    He must be amongst, if not their longest serving driver.

    1. Love that Tsunoda video, but sounds like they roll out the red carpet as much as they thank their drivers leaving. Maybe they don’t have much of an rewards and recognition budget..!

    2. @bernasaurus he is the longest serving driver of Toro Rosso/Alpha Tauri – he has done 72 races for them as Toro Rosso and 17 as Alpha Tauri for a total of 89 races and five seasons (albeit with two seasons only being partial seasons for the team). After that, in terms of races completed, it’s Vergne (58), Sainz Jr (56), Buemi (55) and then Gasly (52 between Toro Rosso and Alpha Tauri).

      1. Guillermo Bobe
        18th December 2020, 19:25

        Gasly won’t be overlooked much longer. Brilliant driver. He is here to saty.

  4. Correct me if I’m wrong, but I recall from my time on Kilimanjaro that “Pole Pole” (pronounced “poh-le, poh-le”) means “slowly slowy” in Swahili – the best way to tackle a high mountain but not necessarily a rally.

  5. Somewhat brave to give away an object as valuable as an F1 steering wheel. In general, for any team, I mean.

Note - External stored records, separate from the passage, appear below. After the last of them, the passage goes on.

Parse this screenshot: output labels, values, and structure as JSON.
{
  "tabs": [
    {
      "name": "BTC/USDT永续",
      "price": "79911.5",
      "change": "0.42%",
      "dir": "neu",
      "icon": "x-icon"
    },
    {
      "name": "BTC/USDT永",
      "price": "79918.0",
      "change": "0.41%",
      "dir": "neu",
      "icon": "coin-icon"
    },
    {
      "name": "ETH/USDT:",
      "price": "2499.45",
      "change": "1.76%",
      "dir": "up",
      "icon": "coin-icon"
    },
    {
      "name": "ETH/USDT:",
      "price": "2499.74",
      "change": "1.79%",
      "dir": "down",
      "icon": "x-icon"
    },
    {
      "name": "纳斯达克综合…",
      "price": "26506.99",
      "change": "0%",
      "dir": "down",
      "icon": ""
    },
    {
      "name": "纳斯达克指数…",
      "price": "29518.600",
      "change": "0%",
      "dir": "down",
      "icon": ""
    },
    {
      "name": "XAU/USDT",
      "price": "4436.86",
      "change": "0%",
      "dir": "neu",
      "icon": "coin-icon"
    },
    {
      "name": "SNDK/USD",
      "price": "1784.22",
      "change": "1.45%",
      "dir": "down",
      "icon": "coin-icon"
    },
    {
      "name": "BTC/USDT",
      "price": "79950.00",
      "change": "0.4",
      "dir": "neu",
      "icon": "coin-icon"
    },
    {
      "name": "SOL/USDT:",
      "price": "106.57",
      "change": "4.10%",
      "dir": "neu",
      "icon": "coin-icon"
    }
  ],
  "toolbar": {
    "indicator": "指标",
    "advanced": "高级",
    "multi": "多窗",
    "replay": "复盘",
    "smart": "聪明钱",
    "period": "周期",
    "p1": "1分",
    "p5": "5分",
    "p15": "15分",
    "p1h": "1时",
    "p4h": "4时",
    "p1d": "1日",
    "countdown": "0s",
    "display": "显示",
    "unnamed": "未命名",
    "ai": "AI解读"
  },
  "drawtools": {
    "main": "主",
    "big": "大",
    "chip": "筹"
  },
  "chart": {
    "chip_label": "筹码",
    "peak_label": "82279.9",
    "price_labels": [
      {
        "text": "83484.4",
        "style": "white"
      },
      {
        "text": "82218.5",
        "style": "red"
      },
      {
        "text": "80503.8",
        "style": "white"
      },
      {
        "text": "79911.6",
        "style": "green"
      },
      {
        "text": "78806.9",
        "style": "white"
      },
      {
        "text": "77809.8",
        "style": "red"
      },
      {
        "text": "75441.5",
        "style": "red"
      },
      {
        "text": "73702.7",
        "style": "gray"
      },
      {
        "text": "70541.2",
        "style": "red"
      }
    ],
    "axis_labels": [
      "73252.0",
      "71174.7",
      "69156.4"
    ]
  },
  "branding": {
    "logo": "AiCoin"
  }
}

    In response to COTD: I guess Red Bull wanted the formal announcement to coincide with the post-GP test anyway.

    1. Yeah, you cannot really say anyting on the radio to Kvyat (since that radio would be publicly available) at the end of the race without making that announcement @jerejj

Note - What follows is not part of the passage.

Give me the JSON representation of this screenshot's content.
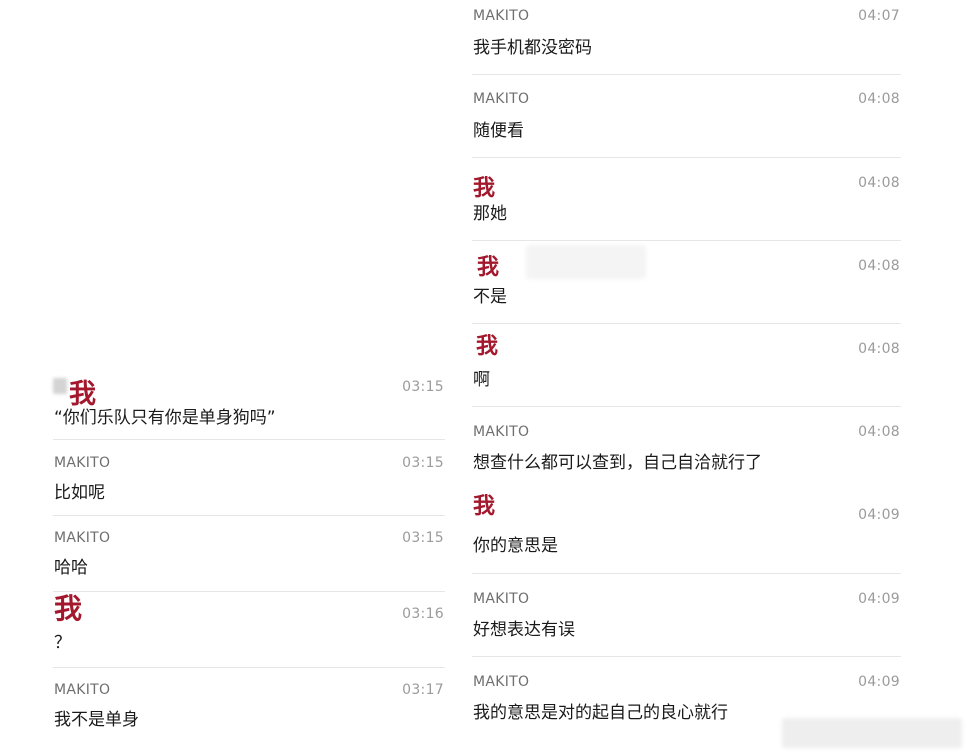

    2. @jerejj F1 steering wheels are certainly expensive, but taking a cynical view would they be keeping those ones for use next year anyway?

      Taking it at face value, it’s a very nice gesture at least. Better than the engine cover McLaren gave to Carlos ;-)

      1. @jimg Teams, of course, have more than a handful of copies of their steering wheel and would keep on using and rotating them from one season to the next, but giving away two won’t put them at a sudden shortage.
        I agree, better than the engine cover from the Russian GP.

      2. Talk about a stupid present that will sit in the garage for 5 years.

        1. Guillermo Bobe
          18th December 2020, 19:27

          If they need my address after that time, I will be more than happy to pay for the UPS delivery. Guys, keep me in mine.

  6. Similar to the COTD, the formula1 youtube channel now has a video of the post race radio messages from all drivers. For those interested pay close attention to Albon’s, to me it doesn’t sound like someone getting a good result when they need it, but someone who knows they’re on their way out of the team. But I’m ready to 100% wrong on this.

  7. Robert Doornbos once got a steering wheel from Christian Horner after his final race for Red Bull. He didn’t realise yet it was his final race. Only after he and DC shared a taxi after the race and DC asked him what he had with him and Robert showed him the steering wheel, he asked DC if he hadn’t gotten one as well (which he did not, of course) did he realise it was a parting gift.

    1. There’s very little chance the bromance between Sainz and Norris can be repeated alongside Ricciardo but it is an exciting prospect to see Ricc in an improving McLaren powered by Merc. Norris has improved a lot and his stand out for me is his defensive driving, there were several races where I’ve been impressed with his agression. I must admit though that a part of me would like to see Sainz and Ricc in the same team, apart from Sainz’ shocking Sochi mistake I have been massively impressed by him over the last 2 seasons.

      1. I think Ricciardo will be tough to beat.

        He’s made victims of all his teammates apart from Verstappen who is the best on the grid imo.

  8. It always amuses me when people think highly of other people who speak before they think, use expletives, are rude etc. Sort of like Trump. I guess there are those that are making F1 “great again”!

    1. Guillermo Bobe
      18th December 2020, 19:30

      If they need my address after that time, I will be more than happy to pay for the UPS delivery. Guys, keep me in mine.

    2. It always amuses me when people think politicians are a worthwhile benchmark of human behaviour. I suppose you believe Nancy Pelosi and the Biden clan are paragons of virtue.

  9. Surely, giving drivers their steering wheels doesn’t make much of dent in the budget.

Comments are closed.